There is a lot of confusion around taxes in the US, especially around federal income taxes. Many taxpayers are unaware that every year around 50% of taxes goes towards warfare and increased militarism worldwide. And in the wars since 9/11 about half of those tax monies go towards private contractors.
Then there is the fear that ranks taxes right up there with death. There seems to be an outsized fear of the IRS and the perceived reach that they possess. Some of the fear could also be related to a reluctance of squarely looking at what our taxes fund and don’t fund.

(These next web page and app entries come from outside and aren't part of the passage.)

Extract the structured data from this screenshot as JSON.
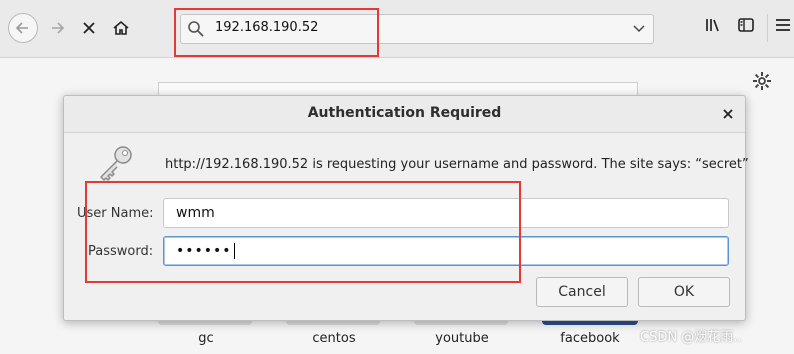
{
  "browser": {
    "url": "192.168.190.52"
  },
  "dialog": {
    "title": "Authentication Required",
    "message": "http://192.168.190.52 is requesting your username and password. The site says: “secret”",
    "username_label": "User Name:",
    "username_value": "wmm",
    "password_label": "Password:",
    "password_mask": "••••••",
    "cancel_label": "Cancel",
    "ok_label": "OK"
  },
  "tiles": [
    "gc",
    "centos",
    "youtube",
    "facebook"
  ],
  "watermark": "CSDN @烟花雨.."
}
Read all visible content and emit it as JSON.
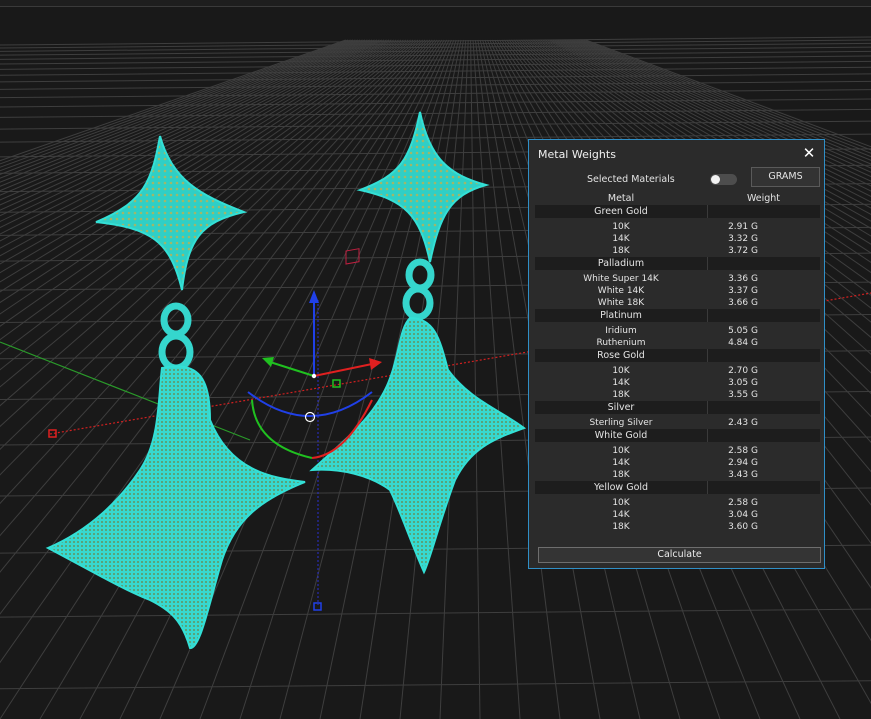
{
  "panel": {
    "title": "Metal Weights",
    "close_icon": "close-icon",
    "selected_materials_label": "Selected Materials",
    "selected_materials_on": false,
    "units_label": "GRAMS",
    "col_metal": "Metal",
    "col_weight": "Weight",
    "calculate_label": "Calculate",
    "accent_color": "#2f8fc7",
    "groups": [
      {
        "name": "Green Gold",
        "items": [
          {
            "name": "10K",
            "weight": "2.91 G"
          },
          {
            "name": "14K",
            "weight": "3.32 G"
          },
          {
            "name": "18K",
            "weight": "3.72 G"
          }
        ]
      },
      {
        "name": "Palladium",
        "items": [
          {
            "name": "White Super 14K",
            "weight": "3.36 G"
          },
          {
            "name": "White 14K",
            "weight": "3.37 G"
          },
          {
            "name": "White 18K",
            "weight": "3.66 G"
          }
        ]
      },
      {
        "name": "Platinum",
        "items": [
          {
            "name": "Iridium",
            "weight": "5.05 G"
          },
          {
            "name": "Ruthenium",
            "weight": "4.84 G"
          }
        ]
      },
      {
        "name": "Rose Gold",
        "items": [
          {
            "name": "10K",
            "weight": "2.70 G"
          },
          {
            "name": "14K",
            "weight": "3.05 G"
          },
          {
            "name": "18K",
            "weight": "3.55 G"
          }
        ]
      },
      {
        "name": "Silver",
        "items": [
          {
            "name": "Sterling Silver",
            "weight": "2.43 G"
          }
        ]
      },
      {
        "name": "White Gold",
        "items": [
          {
            "name": "10K",
            "weight": "2.58 G"
          },
          {
            "name": "14K",
            "weight": "2.94 G"
          },
          {
            "name": "18K",
            "weight": "3.43 G"
          }
        ]
      },
      {
        "name": "Yellow Gold",
        "items": [
          {
            "name": "10K",
            "weight": "2.58 G"
          },
          {
            "name": "14K",
            "weight": "3.04 G"
          },
          {
            "name": "18K",
            "weight": "3.60 G"
          }
        ]
      }
    ]
  },
  "viewport": {
    "model": "earrings-3d-model",
    "mesh_color": "#34d6cc",
    "grid_color": "#4a4a4a",
    "x_axis_color": "#e02020",
    "y_axis_color": "#30c030",
    "z_axis_color": "#2040e0"
  }
}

A major uniting factor for war tax resisters is a willingness to witness and resist the destruction caused by US militarism as it ripples around the world. One of the great strengths of the NWTRCC network is the collective knowledge and sharing current information. NWTRCC’s website spans a wide expanse of questions and quandaries related to making informed decisions regarding where our tax money goes. And still if you can’t find it there there are counselors throughout the country to assist with your questions.
Another great resource to stay abreast of annual changes to the tax system is information provided by the Volunteer Income Tax Assistance (VITA) program. Local communities often provide training for people who are able to assist people on the low end of the economic spectrum to provide tax information. There is also a wealth of online resources of training videos as well as interactive websites.
The ‘Fog of War’ is said to depend upon elements of fear and confusion. Military verbiage, jargon and acronyms are meant to sanitize the business of killing. Funding the war machine requires confusion to distract taxpayers from the simple fact that most of our tax money goes to militarism; draining resources from necessary human needs.
At this time of the year, many war tax resisters are starting to plan for collective tax day actions to raise awareness of these issues. The G.I. Joe animated cartoon series in the 1980s would always end with “Now I know. And knowing is half the battle.” I wonder what the saying of the war tax resister would be?
Post by Chrissy Kirchhoefer